**To do**:
Report each line of the data that has "engine" somewhere in it.
[[ Data provided open ]]
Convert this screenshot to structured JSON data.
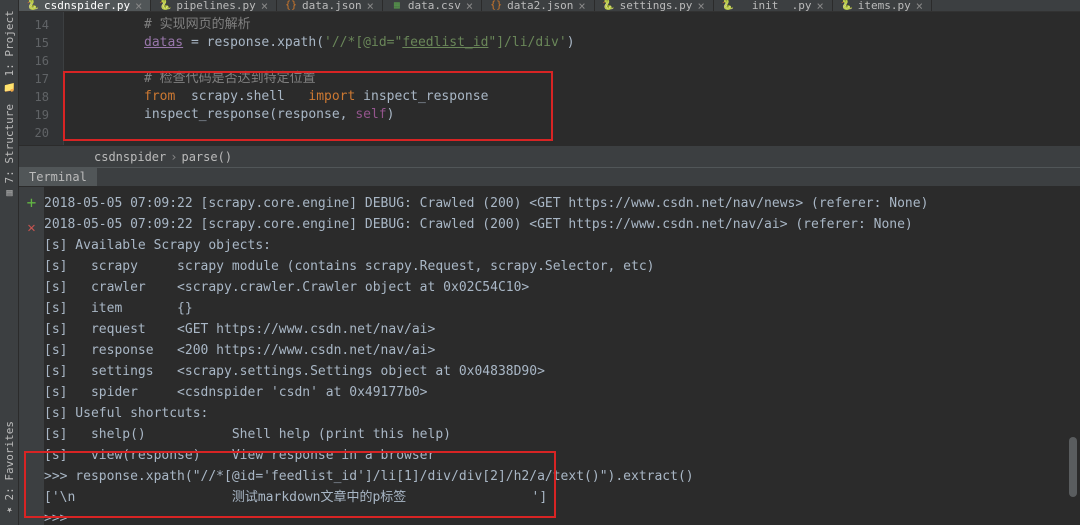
{
  "left_tabs": {
    "top": [
      {
        "label": "1: Project",
        "icon": "📁"
      },
      {
        "label": "7: Structure",
        "icon": "▤"
      }
    ],
    "bottom": [
      {
        "label": "2: Favorites",
        "icon": "★"
      }
    ]
  },
  "tabs": [
    {
      "label": "csdnspider.py",
      "type": "py",
      "active": true
    },
    {
      "label": "pipelines.py",
      "type": "py",
      "active": false
    },
    {
      "label": "data.json",
      "type": "json",
      "active": false
    },
    {
      "label": "data.csv",
      "type": "csv",
      "active": false
    },
    {
      "label": "data2.json",
      "type": "json",
      "active": false
    },
    {
      "label": "settings.py",
      "type": "py",
      "active": false
    },
    {
      "label": "__init__.py",
      "type": "py",
      "active": false
    },
    {
      "label": "items.py",
      "type": "py",
      "active": false
    }
  ],
  "editor": {
    "lines_start": 14,
    "code": [
      {
        "seg": [
          {
            "t": "# 实现网页的解析",
            "cls": "cm"
          }
        ]
      },
      {
        "seg": [
          {
            "t": "datas",
            "cls": "var-underline"
          },
          {
            "t": " = response.",
            "cls": "var"
          },
          {
            "t": "xpath",
            "cls": "var"
          },
          {
            "t": "(",
            "cls": "var"
          },
          {
            "t": "'//*[@id=\"",
            "cls": "str"
          },
          {
            "t": "feedlist_id",
            "cls": "str-link"
          },
          {
            "t": "\"]/li/div'",
            "cls": "str"
          },
          {
            "t": ")",
            "cls": "var"
          }
        ]
      },
      {
        "seg": []
      },
      {
        "seg": [
          {
            "t": "# 检查代码是否达到特定位置",
            "cls": "cm"
          }
        ]
      },
      {
        "seg": [
          {
            "t": "from  ",
            "cls": "kw"
          },
          {
            "t": "scrapy.shell   ",
            "cls": "var"
          },
          {
            "t": "import",
            "cls": "kw"
          },
          {
            "t": " inspect_response",
            "cls": "var"
          }
        ]
      },
      {
        "seg": [
          {
            "t": "inspect_response(response,",
            "cls": "var"
          },
          {
            "t": " self",
            "cls": "self"
          },
          {
            "t": ")",
            "cls": "var"
          }
        ]
      },
      {
        "seg": []
      }
    ]
  },
  "breadcrumb": {
    "items": [
      "csdnspider",
      "parse()"
    ]
  },
  "terminal": {
    "tab_label": "Terminal",
    "lines": [
      "2018-05-05 07:09:22 [scrapy.core.engine] DEBUG: Crawled (200) <GET https://www.csdn.net/nav/news> (referer: None)",
      "2018-05-05 07:09:22 [scrapy.core.engine] DEBUG: Crawled (200) <GET https://www.csdn.net/nav/ai> (referer: None)",
      "[s] Available Scrapy objects:",
      "[s]   scrapy     scrapy module (contains scrapy.Request, scrapy.Selector, etc)",
      "[s]   crawler    <scrapy.crawler.Crawler object at 0x02C54C10>",
      "[s]   item       {}",
      "[s]   request    <GET https://www.csdn.net/nav/ai>",
      "[s]   response   <200 https://www.csdn.net/nav/ai>",
      "[s]   settings   <scrapy.settings.Settings object at 0x04838D90>",
      "[s]   spider     <csdnspider 'csdn' at 0x49177b0>",
      "[s] Useful shortcuts:",
      "[s]   shelp()           Shell help (print this help)",
      "[s]   view(response)    View response in a browser",
      ">>> response.xpath(\"//*[@id='feedlist_id']/li[1]/div/div[2]/h2/a/text()\").extract()",
      "['\\n                    测试markdown文章中的p标签                ']",
      ">>>"
    ]
  }
}
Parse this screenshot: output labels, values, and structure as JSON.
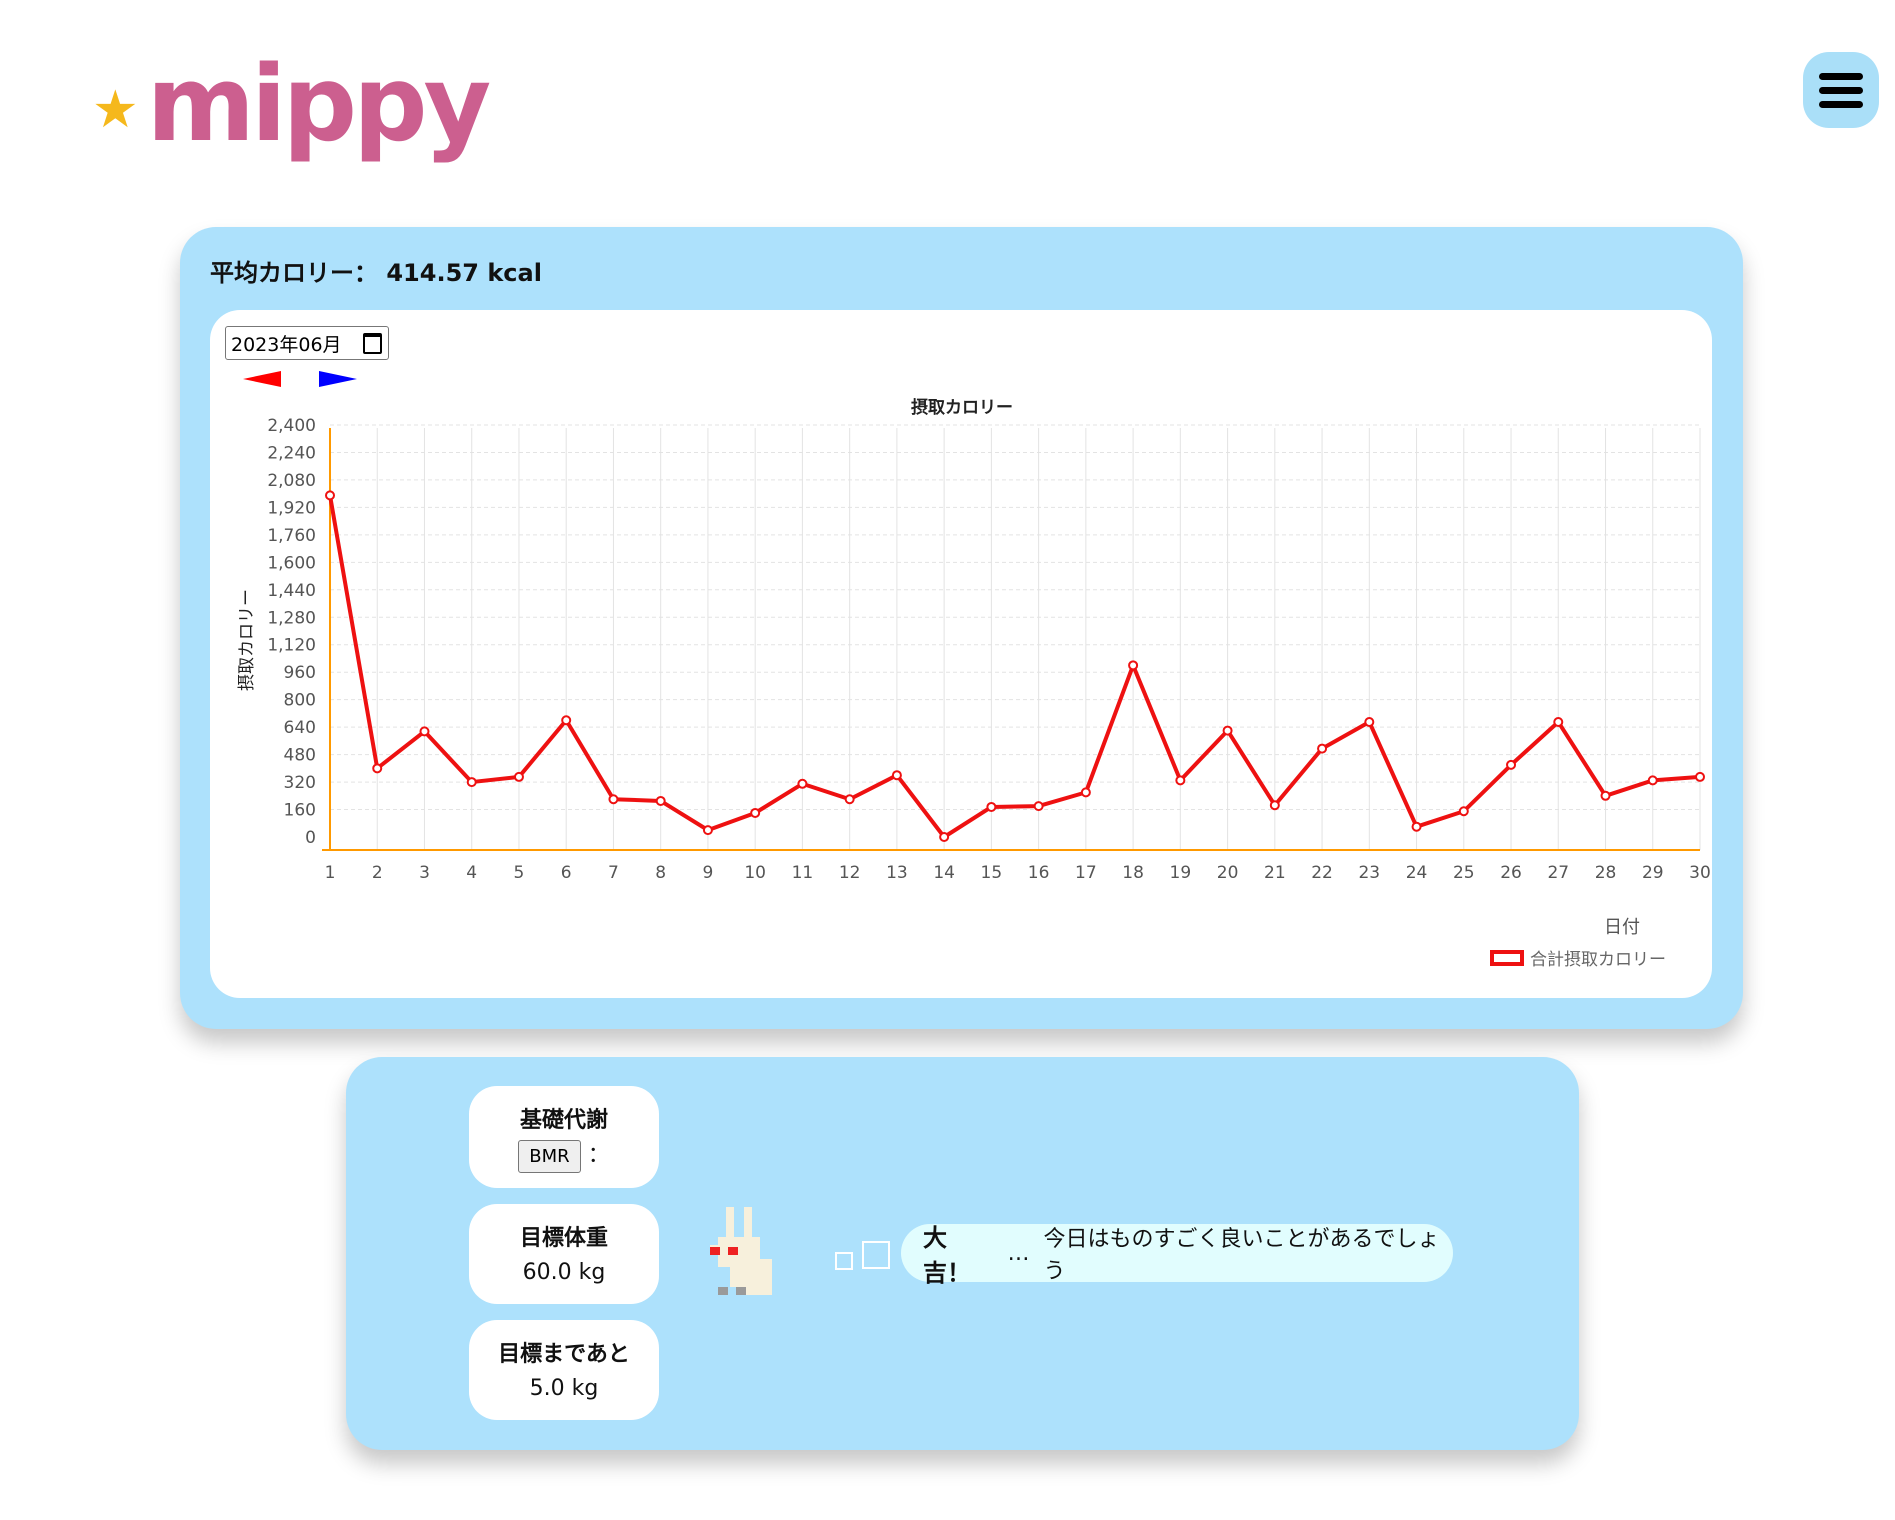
{
  "header": {
    "logo_text": "mippy",
    "logo_star": "★",
    "menu_icon": "hamburger-icon"
  },
  "summary": {
    "avg_label": "平均カロリー：",
    "avg_value": "414.57 kcal"
  },
  "controls": {
    "month_value": "2023年06月",
    "prev_color": "#ff0000",
    "next_color": "#0000ff"
  },
  "chart_data": {
    "type": "line",
    "title": "摂取カロリー",
    "xlabel": "日付",
    "ylabel": "摂取カロリー",
    "x": [
      1,
      2,
      3,
      4,
      5,
      6,
      7,
      8,
      9,
      10,
      11,
      12,
      13,
      14,
      15,
      16,
      17,
      18,
      19,
      20,
      21,
      22,
      23,
      24,
      25,
      26,
      27,
      28,
      29,
      30
    ],
    "ylim": [
      0,
      2400
    ],
    "yticks": [
      0,
      160,
      320,
      480,
      640,
      800,
      960,
      1120,
      1280,
      1440,
      1600,
      1760,
      1920,
      2080,
      2240,
      2400
    ],
    "ytick_labels": [
      "0",
      "160",
      "320",
      "480",
      "640",
      "800",
      "960",
      "1,120",
      "1,280",
      "1,440",
      "1,600",
      "1,760",
      "1,920",
      "2,080",
      "2,240",
      "2,400"
    ],
    "series": [
      {
        "name": "合計摂取カロリー",
        "color": "#ee1111",
        "values": [
          1990,
          400,
          615,
          320,
          350,
          680,
          220,
          210,
          40,
          140,
          310,
          220,
          360,
          0,
          175,
          180,
          260,
          1000,
          330,
          620,
          185,
          515,
          670,
          60,
          150,
          420,
          670,
          240,
          330,
          350
        ]
      }
    ],
    "axis_color": "#ff9900",
    "grid": true,
    "legend": "bottom-right"
  },
  "stats": {
    "bmr_title": "基礎代謝",
    "bmr_button": "BMR",
    "bmr_sep": "：",
    "target_weight_title": "目標体重",
    "target_weight_value": "60.0 kg",
    "remaining_title": "目標まであと",
    "remaining_value": "5.0 kg"
  },
  "fortune": {
    "luck": "大吉！",
    "dots": "…",
    "message": "今日はものすごく良いことがあるでしょう"
  }
}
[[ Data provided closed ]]
**Exercise output**:
      "2018-05-05 07:09:22 [scrapy.core.engine] DEBUG: Crawled (200) <GET https://www.csdn.net/nav/news> (referer: None)",
      "2018-05-05 07:09:22 [scrapy.core.engine] DEBUG: Crawled (200) <GET https://www.csdn.net/nav/ai> (referer: None)",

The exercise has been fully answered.